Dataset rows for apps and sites
------------

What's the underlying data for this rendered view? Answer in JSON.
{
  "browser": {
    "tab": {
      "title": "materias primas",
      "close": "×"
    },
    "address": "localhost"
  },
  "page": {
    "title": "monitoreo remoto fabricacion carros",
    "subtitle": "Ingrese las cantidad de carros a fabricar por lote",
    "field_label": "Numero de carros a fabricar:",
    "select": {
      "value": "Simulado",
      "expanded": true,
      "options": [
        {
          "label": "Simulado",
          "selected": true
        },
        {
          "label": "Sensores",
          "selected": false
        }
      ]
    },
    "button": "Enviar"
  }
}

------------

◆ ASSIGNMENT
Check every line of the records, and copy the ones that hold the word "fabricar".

◆ EXERCISE RESPONSE
    "subtitle": "Ingrese las cantidad de carros a fabricar por lote",
    "field_label": "Numero de carros a fabricar:",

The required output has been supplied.